In response to surging inflation rates, the Biden Administration introduced the Inflation Reduction Act (IRA)1, a legislation targeting not just healthcare but also the energy, manufacturing, and transportation sectors. The Act demands that major health programs such as Medicare Advantage Part D, the Affordable Care Act (ACA), Medicaid, and the Children’s Health Insurance Program (CHIP) adjust in accordance with its stipulations to promote a sustainable healthcare future.
Implementation Timeline of the IRA
Ratified on August 16, 2022, the Act serves as a federal blueprint directing finances toward initiatives that counteract the fiscal deficit while bolstering economic prospects for citizens2. It earmarks funds for:
- Enhancing the U.S. energy framework
- Climate change mitigation and carbon emission reductions
- Stimulating local manufacturing
- Overhauling incentives for electric vehicle and battery technologies
- Healthcare cost reductions
Health plans should be especially attentive to the Act’s clauses pertaining to the revocation of the drug rebate rule, Medicare’s newly-gained ability to haggle drug prices, a yearly inflationary cap on medications, and a three-year extension of ACA subsidies.
The IRA will have immediate impacts to health plans in 2023 and will continue to 2026 and beyond3.

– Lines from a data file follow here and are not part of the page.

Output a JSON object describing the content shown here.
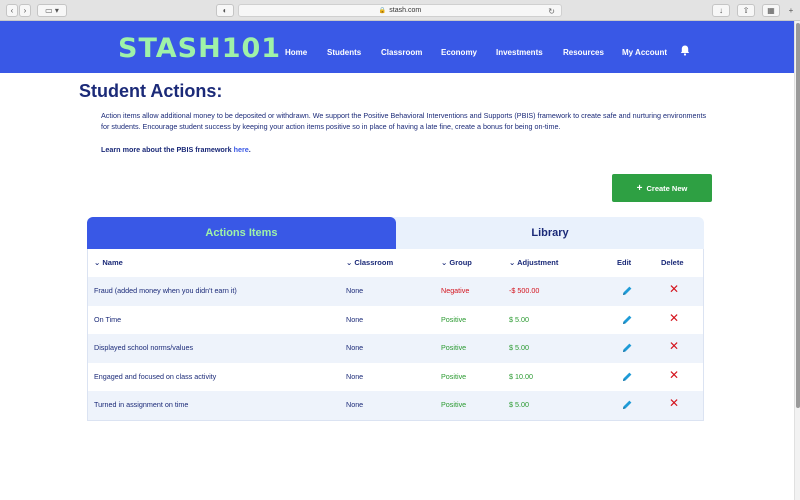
{
  "browser": {
    "url": "stash.com"
  },
  "nav": {
    "logo": "STASH101",
    "items": [
      "Home",
      "Students",
      "Classroom",
      "Economy",
      "Investments",
      "Resources",
      "My Account"
    ]
  },
  "page": {
    "title": "Student Actions:",
    "description": "Action items allow additional money to be deposited or withdrawn. We support the Positive Behavioral Interventions and Supports (PBIS) framework to create safe and nurturing environments for students. Encourage student success by keeping your action items positive so in place of having a late fine, create a bonus for being on-time.",
    "learn_more_prefix": "Learn more about the PBIS framework ",
    "learn_more_link": "here",
    "learn_more_suffix": ".",
    "create_button": "Create New"
  },
  "tabs": {
    "active": "Actions Items",
    "library": "Library"
  },
  "table": {
    "columns": [
      "Name",
      "Classroom",
      "Group",
      "Adjustment",
      "Edit",
      "Delete"
    ],
    "rows": [
      {
        "name": "Fraud (added money when you didn't earn it)",
        "classroom": "None",
        "group": "Negative",
        "adjustment": "-$ 500.00"
      },
      {
        "name": "On Time",
        "classroom": "None",
        "group": "Positive",
        "adjustment": "$ 5.00"
      },
      {
        "name": "Displayed school norms/values",
        "classroom": "None",
        "group": "Positive",
        "adjustment": "$ 5.00"
      },
      {
        "name": "Engaged and focused on class activity",
        "classroom": "None",
        "group": "Positive",
        "adjustment": "$ 10.00"
      },
      {
        "name": "Turned in assignment on time",
        "classroom": "None",
        "group": "Positive",
        "adjustment": "$ 5.00"
      }
    ]
  },
  "colors": {
    "brand_blue": "#3958e6",
    "logo_green": "#9ff2a8",
    "navy_text": "#1b2a78",
    "negative": "#d4141e",
    "positive": "#2a9a30",
    "create_green": "#2ea043"
  }
}
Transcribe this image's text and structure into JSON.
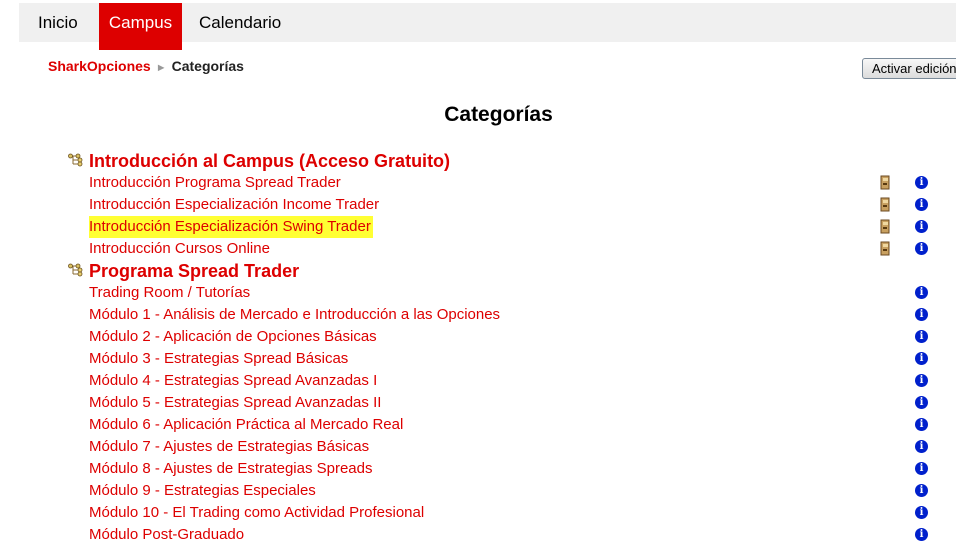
{
  "nav": {
    "items": [
      {
        "label": "Inicio"
      },
      {
        "label": "Campus"
      },
      {
        "label": "Calendario"
      }
    ],
    "active": "Campus"
  },
  "breadcrumb": {
    "home": "SharkOpciones",
    "separator": "►",
    "current": "Categorías"
  },
  "edit_button": "Activar edición",
  "title": "Categorías",
  "categories": [
    {
      "name": "Introducción al Campus (Acceso Gratuito)",
      "courses": [
        {
          "name": "Introducción Programa Spread Trader",
          "guest_access": true,
          "info": "i"
        },
        {
          "name": "Introducción Especialización Income Trader",
          "guest_access": true,
          "info": "i"
        },
        {
          "name": "Introducción Especialización Swing Trader",
          "guest_access": true,
          "info": "i",
          "highlighted": true
        },
        {
          "name": "Introducción Cursos Online",
          "guest_access": true,
          "info": "i"
        }
      ]
    },
    {
      "name": "Programa Spread Trader",
      "courses": [
        {
          "name": "Trading Room / Tutorías",
          "info": "i"
        },
        {
          "name": "Módulo 1 - Análisis de Mercado e Introducción a las Opciones",
          "info": "i"
        },
        {
          "name": "Módulo 2 - Aplicación de Opciones Básicas",
          "info": "i"
        },
        {
          "name": "Módulo 3 - Estrategias Spread Básicas",
          "info": "i"
        },
        {
          "name": "Módulo 4 - Estrategias Spread Avanzadas I",
          "info": "i"
        },
        {
          "name": "Módulo 5 - Estrategias Spread Avanzadas II",
          "info": "i"
        },
        {
          "name": "Módulo 6 - Aplicación Práctica al Mercado Real",
          "info": "i"
        },
        {
          "name": "Módulo 7 - Ajustes de Estrategias Básicas",
          "info": "i"
        },
        {
          "name": "Módulo 8 - Ajustes de Estrategias Spreads",
          "info": "i"
        },
        {
          "name": "Módulo 9 - Estrategias Especiales",
          "info": "i"
        },
        {
          "name": "Módulo 10 - El Trading como Actividad Profesional",
          "info": "i"
        },
        {
          "name": "Módulo Post-Graduado",
          "info": "i"
        }
      ]
    }
  ],
  "colors": {
    "accent": "#dd0000",
    "highlight": "#ffff33",
    "info": "#0020cc",
    "nav_bg": "#f0f0f0"
  },
  "icons": {
    "category": "category-folder-icon",
    "guest_access": "guest-key-icon",
    "info": "info-icon"
  }
}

- Manufacturers pay rebates for drugs increasing faster than the Consumer Price Index for All Urban Consumers if not selected for price negotiations.
- Insulin cost sharing for Medicare beneficiaries is capped at $35 for both Part B and D.

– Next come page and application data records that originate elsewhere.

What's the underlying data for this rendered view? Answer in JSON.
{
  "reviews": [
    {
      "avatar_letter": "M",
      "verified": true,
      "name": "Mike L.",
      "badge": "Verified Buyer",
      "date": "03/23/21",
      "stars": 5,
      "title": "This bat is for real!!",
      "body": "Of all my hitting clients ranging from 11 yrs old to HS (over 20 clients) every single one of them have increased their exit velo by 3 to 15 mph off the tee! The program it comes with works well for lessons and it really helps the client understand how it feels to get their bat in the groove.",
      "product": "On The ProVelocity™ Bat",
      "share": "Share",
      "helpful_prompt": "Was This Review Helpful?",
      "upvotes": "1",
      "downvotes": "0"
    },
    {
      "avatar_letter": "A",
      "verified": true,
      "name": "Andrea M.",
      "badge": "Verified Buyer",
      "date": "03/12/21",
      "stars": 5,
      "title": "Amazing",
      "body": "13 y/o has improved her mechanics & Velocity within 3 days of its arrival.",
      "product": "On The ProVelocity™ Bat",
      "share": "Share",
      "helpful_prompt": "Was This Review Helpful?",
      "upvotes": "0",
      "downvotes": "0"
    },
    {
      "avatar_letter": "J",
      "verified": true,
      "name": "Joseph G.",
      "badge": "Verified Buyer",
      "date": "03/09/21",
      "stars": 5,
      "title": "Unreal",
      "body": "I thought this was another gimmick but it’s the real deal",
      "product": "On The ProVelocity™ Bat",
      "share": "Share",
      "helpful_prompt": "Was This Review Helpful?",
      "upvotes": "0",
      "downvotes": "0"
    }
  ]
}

- No cost sharing for Part D vaccines.
- Beneficiaries who exceed the True out-of-pocket TrOOP level (the limit before catastrophic benefit phase) have no additional costs.
- Part D benefits will be redesigned, including a $2,000 maximum out-of-pocket limit and the removal of the Coverage Gap Discount Program (CGDP).

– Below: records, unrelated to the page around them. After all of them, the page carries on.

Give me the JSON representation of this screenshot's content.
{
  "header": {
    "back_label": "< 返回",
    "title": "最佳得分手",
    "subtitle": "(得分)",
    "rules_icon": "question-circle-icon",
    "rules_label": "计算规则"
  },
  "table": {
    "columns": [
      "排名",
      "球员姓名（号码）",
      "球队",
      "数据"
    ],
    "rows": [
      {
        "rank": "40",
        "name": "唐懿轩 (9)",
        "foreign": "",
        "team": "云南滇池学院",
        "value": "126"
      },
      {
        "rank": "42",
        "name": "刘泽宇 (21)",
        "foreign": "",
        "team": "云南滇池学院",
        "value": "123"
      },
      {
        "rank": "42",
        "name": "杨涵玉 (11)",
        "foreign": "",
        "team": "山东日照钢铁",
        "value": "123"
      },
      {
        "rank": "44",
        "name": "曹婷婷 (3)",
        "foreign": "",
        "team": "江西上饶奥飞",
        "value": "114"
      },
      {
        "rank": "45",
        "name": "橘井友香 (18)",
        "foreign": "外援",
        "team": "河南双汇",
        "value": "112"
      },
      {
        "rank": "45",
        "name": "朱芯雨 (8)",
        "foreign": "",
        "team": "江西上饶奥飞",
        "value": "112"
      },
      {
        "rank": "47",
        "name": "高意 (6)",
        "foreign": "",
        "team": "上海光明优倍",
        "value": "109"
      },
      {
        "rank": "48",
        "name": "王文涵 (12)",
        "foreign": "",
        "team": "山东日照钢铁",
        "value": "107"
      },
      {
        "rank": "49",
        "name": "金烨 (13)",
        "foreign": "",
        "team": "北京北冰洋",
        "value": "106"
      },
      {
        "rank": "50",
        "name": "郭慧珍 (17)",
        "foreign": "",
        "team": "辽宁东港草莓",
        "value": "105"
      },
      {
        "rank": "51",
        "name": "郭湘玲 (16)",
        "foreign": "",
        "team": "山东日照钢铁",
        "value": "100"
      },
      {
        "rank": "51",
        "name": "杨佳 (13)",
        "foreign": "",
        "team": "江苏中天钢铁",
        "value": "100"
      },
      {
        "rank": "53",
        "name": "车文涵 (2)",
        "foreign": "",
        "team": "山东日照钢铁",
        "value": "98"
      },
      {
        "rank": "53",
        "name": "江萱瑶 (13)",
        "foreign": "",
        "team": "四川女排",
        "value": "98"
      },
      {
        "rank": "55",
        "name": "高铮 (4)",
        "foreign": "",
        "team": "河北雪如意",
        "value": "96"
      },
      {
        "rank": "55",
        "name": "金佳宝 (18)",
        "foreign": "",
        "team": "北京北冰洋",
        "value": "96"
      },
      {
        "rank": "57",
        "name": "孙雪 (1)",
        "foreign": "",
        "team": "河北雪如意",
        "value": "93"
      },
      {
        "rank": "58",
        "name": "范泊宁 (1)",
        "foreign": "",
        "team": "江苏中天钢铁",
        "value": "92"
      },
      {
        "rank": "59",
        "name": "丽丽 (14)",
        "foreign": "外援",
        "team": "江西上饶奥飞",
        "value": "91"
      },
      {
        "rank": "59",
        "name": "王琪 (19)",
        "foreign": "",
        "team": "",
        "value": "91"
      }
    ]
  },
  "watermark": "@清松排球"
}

- Government will negotiate prices directly with manufacturers for 10 drugs, setting a "maximum negotiated price."
What effect will this have on Health Plans?
The cap on medication costs will have a widespread impact on health plans in all markets. Noteworthy revisions include:
Medicare Prescription Drug Inflation Rebate Program: Designed to curb medication prices for consumers, this initiative mandates pharmaceutical companies to repay CMS should their drug costs outpace inflation. This could lead to a two-fold outcome: manufacturers may either absorb the rebate cost or curtail prices to stay below the inflation threshold.
Prescription Drug Pricing Negotiations: CMS now wields the authority to broker medication prices for specific drugs under Medicare Part B and D. This marks a significant departure from the previous noninterference stance. This power shift may trigger a spectrum of market reactions from slashing drug prices to altering coverage specifics for particular medications.
Additionally, from September 1, 2024, CMS will disclose negotiated drug prices, potentially affording plans a leverage in bargaining for more competitive rates.
Yearly Out-of-Pocket Expense Cap: From 2025, Medicare Part D enrollees will enjoy a yearly $2,000 ceiling on out-of-pocket medication expenses. Surpassing this limit means no further co-payments for the year, transferring the cost burden to Medicare Part D providers.
Cost-Sharing Provisions: Diabetic patients can now avail of insulin at a $35 monthly cap, and vaccines under Medicare Part D come at zero cost. While this might escalate adherence and vaccination rates, plans could bear higher costs.
Extended Vaccination Coverage: As of January 1, 2023, Medicare Part D recipients get comprehensive vaccine coverage as recommended by the Advisory Committee on Immunization Practices, with Medicaid and CHIP members set to benefit from October 1, 2023.